New York City isn’t lacking for good Italian cuisine.  Millions of Italians passed through Ellis Island, leaving behind a cultural and culinary trail of delights.  And while Little Italy may no longer be the tight community it once was, new champions of regional cuisines have taken up the mantle, pushing back against the Italian-American classics of spaghetti and meatballs, pizza, and fill-in-the-blank parmesan. That said, there’s more to the experience of Italian food than what’s on the table.  There are plenty of restaurants that will fulfill your Italian Mafioso fantasies - white table-clothed joints with tile floors and plates overflowing with red sauce.  But an intimate, cozy Italian cucina – one that evokes Slow Food moreso than the Sopranos – that, is a rare find indeed.

It was, appropriately, my sister who introduced me to Sorella, just east of Little Italy’s traditional borders.  She couldn’t stop talking about broccoli – not broccoli rabe but plain ol’ broccoli – which didn’t sound particularly Italian to me, but off we went.

The instant delight of Sorella is that it is completely unassuming.  Low-key customers mingle around wine and cheese in the front hall, while those lucky enough to grab a reservation will be led back to the back dining room – a sort of living room-meets-greenhouse space that seats maybe 20 people.  It is a refreshingly elegant, but simple space, with a slanted glass ceiling and soft, dangling lights.

The menu hails from Piedmont, a region known for its red wine, white truffles and rich traditional cooking, yet home to one of the most innovative culinary scenes in Italy.  Sorella follows suit, utilizing traditional ingredients, but updating them with a creative twist.

The first sign that Sorella is not your average Italian restaurant is the quality of the cocktails.  In fact, some regulars will tell you to head straight for the caramel-rimmed “honey pot” and forego the red wine.  But for the traditionalists among us, I can attest that my Valpolicella was excellent.
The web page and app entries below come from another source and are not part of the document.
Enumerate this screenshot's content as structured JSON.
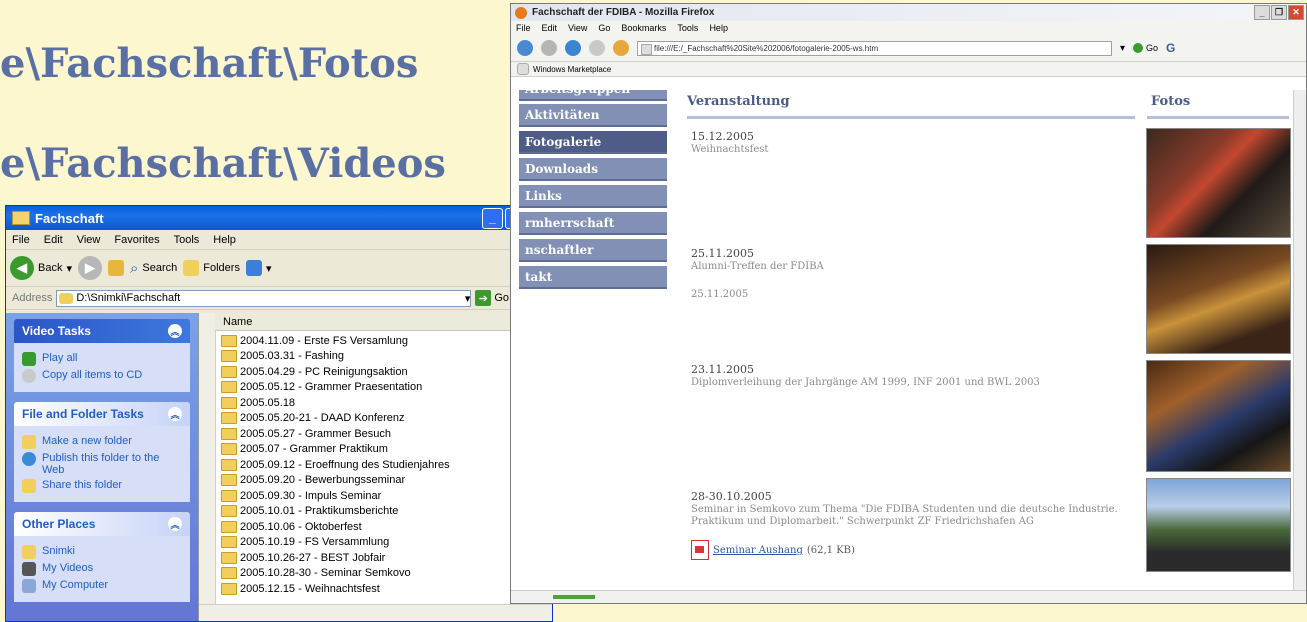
{
  "slide": {
    "path_fotos": "e\\Fachschaft\\Fotos",
    "path_videos": "e\\Fachschaft\\Videos"
  },
  "explorer": {
    "title": "Fachschaft",
    "menu": [
      "File",
      "Edit",
      "View",
      "Favorites",
      "Tools",
      "Help"
    ],
    "toolbar": {
      "back": "Back",
      "search": "Search",
      "folders": "Folders"
    },
    "address": {
      "label": "Address",
      "value": "D:\\Snimki\\Fachschaft",
      "go": "Go"
    },
    "column_name": "Name",
    "tasks": {
      "video": {
        "title": "Video Tasks",
        "items": [
          "Play all",
          "Copy all items to CD"
        ]
      },
      "file_folder": {
        "title": "File and Folder Tasks",
        "items": [
          "Make a new folder",
          "Publish this folder to the Web",
          "Share this folder"
        ]
      },
      "other": {
        "title": "Other Places",
        "items": [
          "Snimki",
          "My Videos",
          "My Computer"
        ]
      }
    },
    "files": [
      "2004.11.09 - Erste FS Versamlung",
      "2005.03.31 - Fashing",
      "2005.04.29 - PC Reinigungsaktion",
      "2005.05.12 - Grammer Praesentation",
      "2005.05.18",
      "2005.05.20-21 - DAAD Konferenz",
      "2005.05.27 - Grammer Besuch",
      "2005.07 - Grammer Praktikum",
      "2005.09.12 - Eroeffnung des Studienjahres",
      "2005.09.20 - Bewerbungsseminar",
      "2005.09.30 - Impuls Seminar",
      "2005.10.01 - Praktikumsberichte",
      "2005.10.06 - Oktoberfest",
      "2005.10.19 - FS Versammlung",
      "2005.10.26-27 - BEST Jobfair",
      "2005.10.28-30 - Seminar Semkovo",
      "2005.12.15 - Weihnachtsfest"
    ]
  },
  "firefox": {
    "title": "Fachschaft der FDIBA - Mozilla Firefox",
    "menu": [
      "File",
      "Edit",
      "View",
      "Go",
      "Bookmarks",
      "Tools",
      "Help"
    ],
    "url": "file:///E:/_Fachschaft%20Site%202006/fotogalerie-2005-ws.htm",
    "go": "Go",
    "bookmark": "Windows Marketplace",
    "nav": [
      "Arbeitsgruppen",
      "Aktivitäten",
      "Fotogalerie",
      "Downloads",
      "Links",
      "rmherrschaft",
      "nschaftler",
      "takt"
    ],
    "header_event": "Veranstaltung",
    "header_photos": "Fotos",
    "events": [
      {
        "date": "15.12.2005",
        "desc": "Weihnachtsfest",
        "extra": ""
      },
      {
        "date": "25.11.2005",
        "desc": "Alumni-Treffen der FDIBA",
        "extra": "25.11.2005"
      },
      {
        "date": "23.11.2005",
        "desc": "Diplomverleihung der Jahrgänge AM 1999, INF 2001 und BWL 2003",
        "extra": ""
      },
      {
        "date": "28-30.10.2005",
        "desc": "Seminar in Semkovo zum Thema \"Die FDIBA Studenten und die deutsche Industrie. Praktikum und Diplomarbeit.\" Schwerpunkt ZF Friedrichshafen AG",
        "extra": ""
      }
    ],
    "pdf": {
      "link": "Seminar Aushang",
      "size": "(62,1 KB)"
    }
  },
  "colors": {
    "slide_bg": "#fcf7cf",
    "slide_text": "#5a6fa3",
    "nav_button": "#8290b5",
    "nav_active": "#4f5c87"
  }
}
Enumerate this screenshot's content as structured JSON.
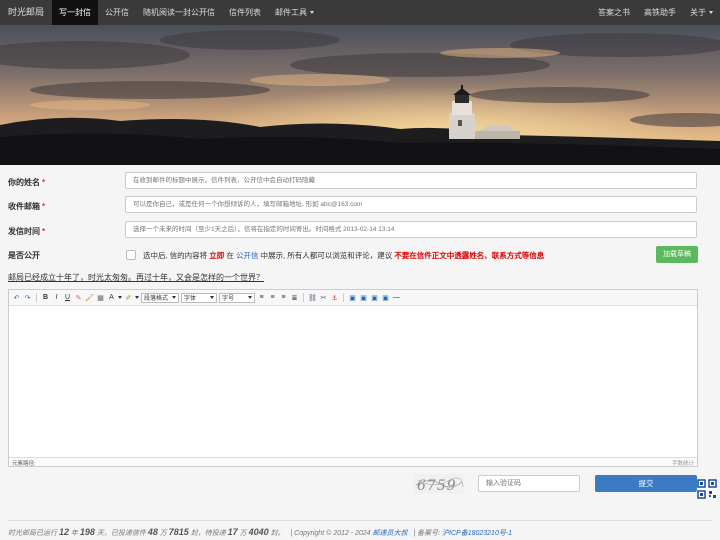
{
  "navbar": {
    "brand": "时光邮局",
    "items": [
      {
        "label": "写一封信",
        "active": true
      },
      {
        "label": "公开信"
      },
      {
        "label": "随机阅读一封公开信"
      },
      {
        "label": "信件列表"
      },
      {
        "label": "邮件工具"
      }
    ],
    "right_items": [
      {
        "label": "答案之书"
      },
      {
        "label": "高铁助手"
      },
      {
        "label": "关于"
      }
    ]
  },
  "form": {
    "name_label": "你的姓名",
    "name_placeholder": "在收到邮件的标题中展示，信件列表、公开信中会自动打码隐藏",
    "email_label": "收件邮箱",
    "email_placeholder": "可以是你自己，或是任何一个你想倾诉的人，填写邮箱地址, 形如 abc@163.com",
    "time_label": "发信时间",
    "time_placeholder": "选择一个未来的时间（至少1天之后），信将在指定的时间寄出。时间格式 2013-02-14 13:14",
    "required_mark": "*",
    "public_label": "是否公开",
    "public_desc_1": "选中后, 信的内容将",
    "public_desc_immediately": "立即",
    "public_desc_2": "在",
    "public_desc_link": "公开信",
    "public_desc_3": "中展示, 所有人都可以浏览和评论，建议",
    "public_desc_warning": "不要在信件正文中透露姓名、联系方式等信息",
    "draft_button": "加载草稿",
    "intro_text": "邮局已经成立十年了，时光太匆匆。再过十年，又会是怎样的一个世界？"
  },
  "editor": {
    "paragraph_format": "段落格式",
    "font_family": "字体",
    "font_size": "字号",
    "status_path_label": "元素路径:",
    "word_count_label": "字数统计"
  },
  "captcha": {
    "code_text": "6759",
    "input_placeholder": "输入验证码",
    "submit_label": "提交"
  },
  "footer": {
    "t1": "时光邮局已运行",
    "years": "12",
    "t2": "年",
    "days": "198",
    "t3": "天，已投递信件",
    "sent_wan": "48",
    "t4": "万",
    "sent_rest": "7815",
    "t5": "封，待投递",
    "pending_wan": "17",
    "t6": "万",
    "pending_rest": "4040",
    "t7": "封。",
    "copyright": "|   Copyright © 2012 - 2024",
    "copyright_link": "邮递员大叔",
    "icp_prefix": "|   备案号:",
    "icp_link": "沪ICP备18023210号-1"
  },
  "colors": {
    "navbar_bg": "#3a3a3a",
    "navbar_active": "#111111",
    "draft_button": "#5cb85c",
    "submit_button": "#3a7bc4",
    "warning_red": "#dd0000",
    "link_blue": "#2266bb"
  }
}
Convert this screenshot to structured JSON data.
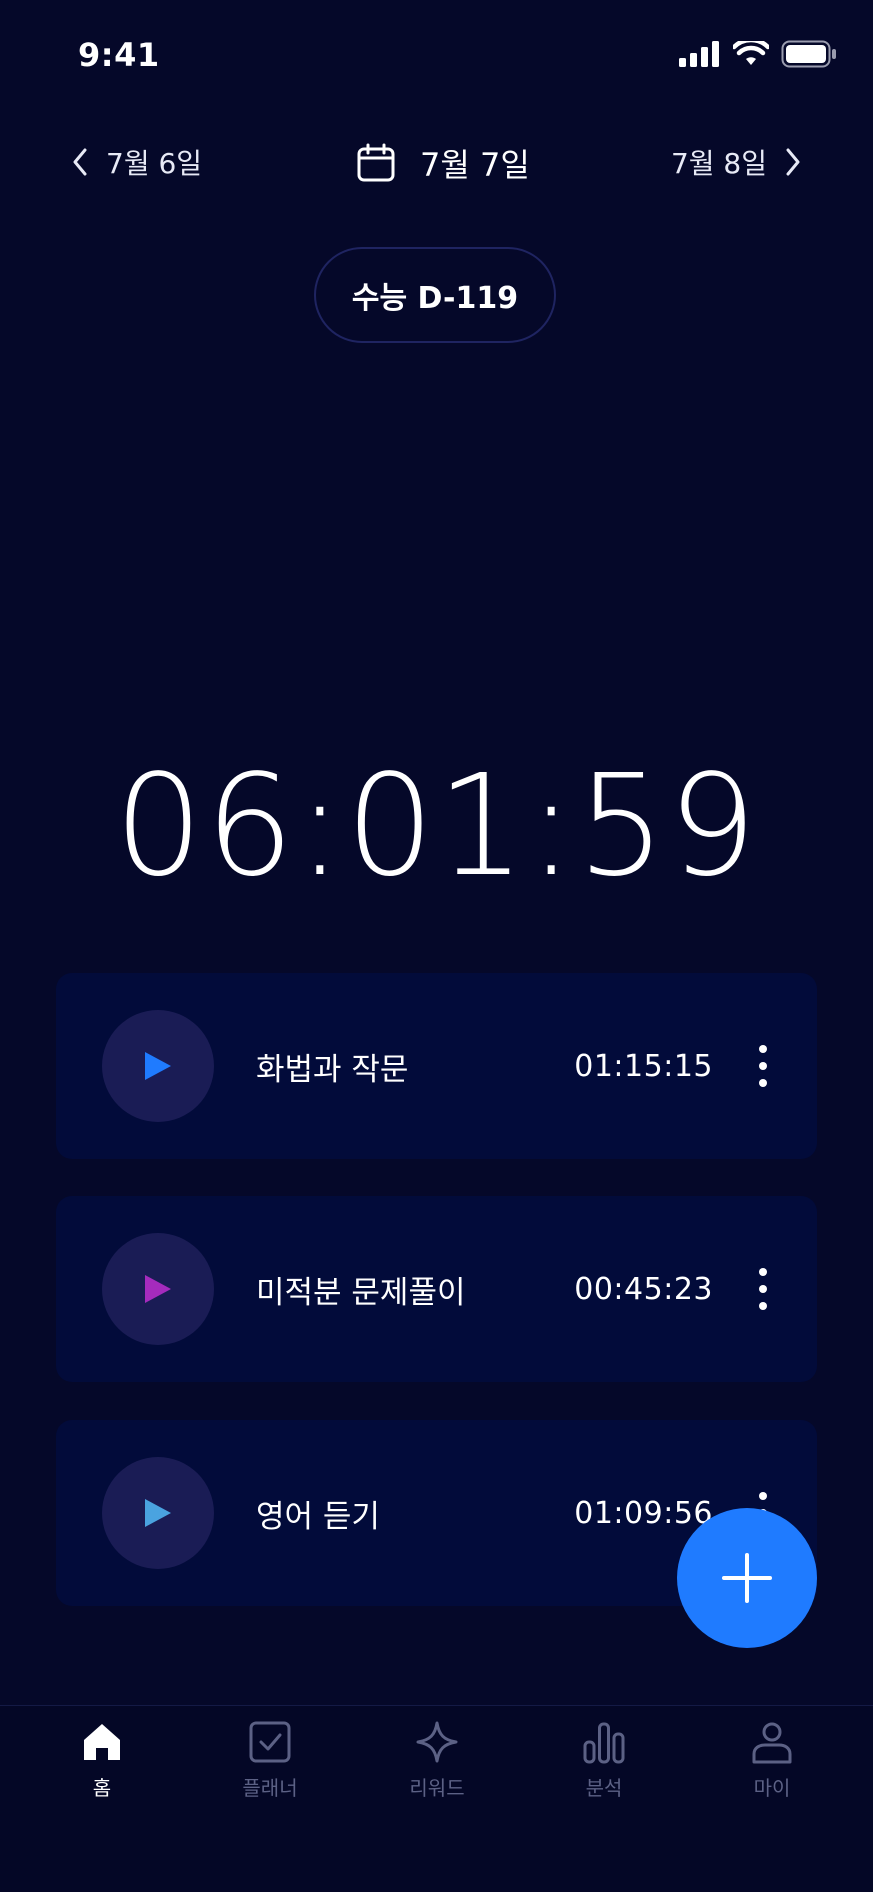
{
  "status": {
    "time": "9:41"
  },
  "date_nav": {
    "prev_label": "7월 6일",
    "current_label": "7월 7일",
    "next_label": "7월 8일"
  },
  "dday": {
    "label": "수능 D-119"
  },
  "timer": {
    "value": "06:01:59"
  },
  "subjects": [
    {
      "title": "화법과 작문",
      "time": "01:15:15",
      "color": "#1f7bff"
    },
    {
      "title": "미적분 문제풀이",
      "time": "00:45:23",
      "color": "#a52bbd"
    },
    {
      "title": "영어 듣기",
      "time": "01:09:56",
      "color": "#4aa3e0"
    }
  ],
  "tabs": [
    {
      "label": "홈",
      "icon": "home-icon",
      "active": true
    },
    {
      "label": "플래너",
      "icon": "checkbox-icon",
      "active": false
    },
    {
      "label": "리워드",
      "icon": "sparkle-icon",
      "active": false
    },
    {
      "label": "분석",
      "icon": "bar-chart-icon",
      "active": false
    },
    {
      "label": "마이",
      "icon": "person-icon",
      "active": false
    }
  ],
  "colors": {
    "background": "#050829",
    "card": "#020b3a",
    "accent": "#1f7bff",
    "tab_inactive": "#5c6185"
  }
}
At this point, my sister’s raving about the broccoli fritto had reached a frenzied pitch.  So we ordered two broccoli fritto for our party of four – the bare minimum really, because we scarfed those surreal, crunchy, morsels of delicious so fast that we probably could have each eaten our own serving.  I’m a big fan of anchovies, so we also ordered the acciughe al verde, a lovely mild and nutty take on the notoriously briny fish.

For dinner, it was pasta all around.  Beef short rib agnolotti - tiny fresh pasta pockets of robust, savory meat.  Porcini & pancetta pici - absolutely heavenly (salty umami) but I'd struggle to eat a whole plate alone.  The special, venison and chestnut stracci with hen of the woods mushroom & brussel sprout leaves - a hearty dish, ideal for anyone coming in from the bitter cold.  And the pièce de resistance, impossibly fluffy pearls of gnocchi tossed with bright, sweet pears in nutty brown butter.

To have lived through two such gorgeous, surprising, and savory courses should be enough to make any diner content – but I couldn’t leave without trying the dessert.  Sorella makes gelato in-house, and the coppa di gelati does the restaurant proud.  My favorite scoop contained chocolate covered pretzels, a non-traditional but irresistible take on the creamy treat.  We also chose to share the ‘bicerin’, a light chocolate pudding topped with rich espresso fudge (and accompanied by homemade whipped cream).  As an adult who still fantasizes about the Jello chocolate pudding of my youth, this was a revelation – an elevation of simple childhood indulgence.

To say I am fond of Sorella is an understatement.  (In fact, I selfishly toyed with the idea of not writing about the restaurant, in hopes that there will always be an open table left for me.)  But as with all good things, Sorella should be shared – eagerly and often.  Except for the grissini (hand rolled breadsticks) that is.  You can get your own cornetto.